Pig futures mix for the weekend
On the Chicago Mercantile Exchange, live cattle closed at near high prices in spread trades, and feeder cows closed at high prices with oversold signals. Live cattle in June closed at $ 117.57, up $ 0.17, and live cattle in August closed at $ 118.55, up $ 0.27. August feeding cattle closed at $ 148.40, up $ 0.12, and September feeding cattle closed at $ 150.90, up $ 0.15.

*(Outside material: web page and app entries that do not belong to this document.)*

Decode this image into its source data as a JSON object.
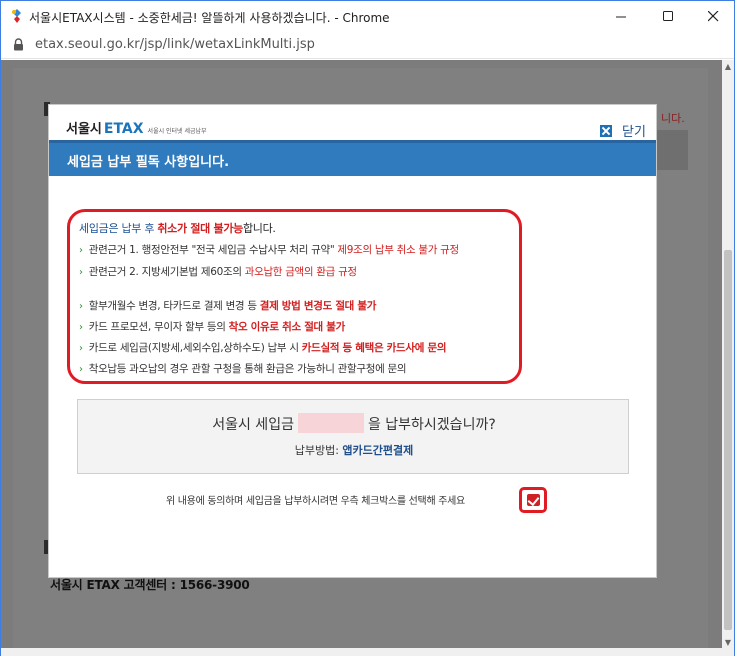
{
  "window": {
    "title": "서울시ETAX시스템 - 소중한세금! 알뜰하게 사용하겠습니다. - Chrome",
    "url": "etax.seoul.go.kr/jsp/link/wetaxLinkMulti.jsp"
  },
  "background_page": {
    "footer": "서울시 ETAX 고객센터 : 1566-3900",
    "red_note": "니다."
  },
  "modal": {
    "logo": {
      "main": "서울시",
      "accent": "ETAX",
      "sub": "서울시 인터넷 세금납부"
    },
    "close_label": "닫기",
    "header_title": "세입금 납부 필독 사항입니다.",
    "notice": {
      "lead": {
        "a": "세입금은 납부 후 ",
        "b": "취소가 절대 불가능",
        "c": "합니다."
      },
      "items": [
        {
          "a": "관련근거 1. 행정안전부 \"전국 세입금 수납사무 처리 규약\" ",
          "b": "제9조의 납부 취소 불가 규정"
        },
        {
          "a": "관련근거 2. 지방세기본법 제60조의 ",
          "b": "과오납한 금액의 환급 규정"
        },
        {
          "a": "할부개월수 변경, 타카드로 결제 변경 등 ",
          "b": "결제 방법 변경도 절대 불가"
        },
        {
          "a": "카드 프로모션, 무이자 할부 등의 ",
          "b": "착오 이유로 취소 절대 불가"
        },
        {
          "a": "카드로 세입금(지방세,세외수입,상하수도) 납부 시 ",
          "b": "카드실적 등 혜택은 카드사에 문의"
        },
        {
          "a": "착오납등 과오납의 경우 관할 구청을 통해 환급은 가능하니 관할구청에 문의",
          "b": ""
        }
      ]
    },
    "confirm": {
      "question_prefix": "서울시 세입금",
      "question_suffix": "을 납부하시겠습니까?",
      "method_label": "납부방법: ",
      "method_value": "앱카드간편결제"
    },
    "agree_text": "위 내용에 동의하며 세입금을 납부하시려면 우측 체크박스를 선택해 주세요",
    "agree_checked": true
  },
  "colors": {
    "accent": "#2f7bbe",
    "warning": "#e01b24",
    "overlay": "#7c7c7c"
  }
}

There was a very light and scattered direct cash cow trade on Thursday. Dress trading ranged from $ 190 to $ 191. Most of this week’s work is likely to be done, but cleaning deals could come in little by little before the end of Friday’s day. So far this week, live trading in the South has been marked at $ 118- $ 120, much like last week’s trading. Trading in Northern Dresses ranged from $ 189 to $ 196, mostly between $ 190 and $ 191, and was generally stable in last week’s business.
Feeder cattle were $ 2-4 cheaper than last week at the Springfield Livestock Market in Missouri. Feeder heifers were consistently $ 3 higher. The USDA states that supply is moderate and demand is good. Receipts increased week and year. The feeder supply included 42% of steers, 43% of which were over £ 600. Medium and large 1-feeder steer 500-545 pounds were $ 155-166 and 562-577 pounds feeder steering was $ 158-162. Medium and large 1-feeder heifers 503 to 546 pounds were $ 133.50 to $ 145, and feeder heifers 601-647 pounds were $ 126 to 138.
Boxed beef was closed with a mixture of medium to strong demand for medium-sized products. The option closed at $ 338.25, down $ 0.40 and the option closed at $ 310.40, up $ 2.53. The Choice / Select spread is $ 27.85. The estimated number of slaughtered animals is 121,000, an increase of 1,000 per week and 5,000 per year.
Lean Hogg futures ended the day under the influence of spread adjustments. Red pigs in June closed at $ 122.45, up $ 0.50, and lean pigs in July closed at $ 121.32, down $ 0.17.
As a result of solid negotiations, the cash surge has lifted the day significantly, and has made it rise significantly. Packers are active in procurement efforts and are bidding to increase the number they want. Demand for US pork is strong both in the global market and domestically, which greatly supports the price. The industry expects that to continue. However, in the event of confusion, prices can fall. Burroughs and Gold of National Daily Direct closed at $ 4.72 higher, with a base range of $ 101.80-132 and a weighted average of $ 119.78. Iowa / Minnesota closed at $ 0.80 higher, with a weighted average of $ 124.66. The Western Corn Belt was $ 1.78 higher and the weighted average closed at $ 125.10. There was no comparison for the Eastern Corn Belt, but the weighted average was $ 108.89.
Butcher pig prices in the Midwestern physical market are stable at $ 75. In Illinois, the price of slaughtered sows was stable, with moderate demand for modest sales of $ 38 to $ 49. Handrails and gold leaf prices were strong, with demand for medium to heavy commodities moderate to good, ranging from $ 75-80. Wild boars ranged from $ 45 to $ 50 and $ 12 to $ 18.
Pork prices closed at $ 134.05, down $ 0.33. Rib dropped $ 20 on Thursday. The price of ham has also dropped significantly. The waist, belly, picnic, and buttocks are higher. The estimated number of slaughtered animals is 482,000, an increase of 12,000 per week and 47,000 per year.
https://brownfieldagnews.com/market-news/hog-futures-head-into-the-end-of-the-week-mixed-2/ Pork futures mix for the weekend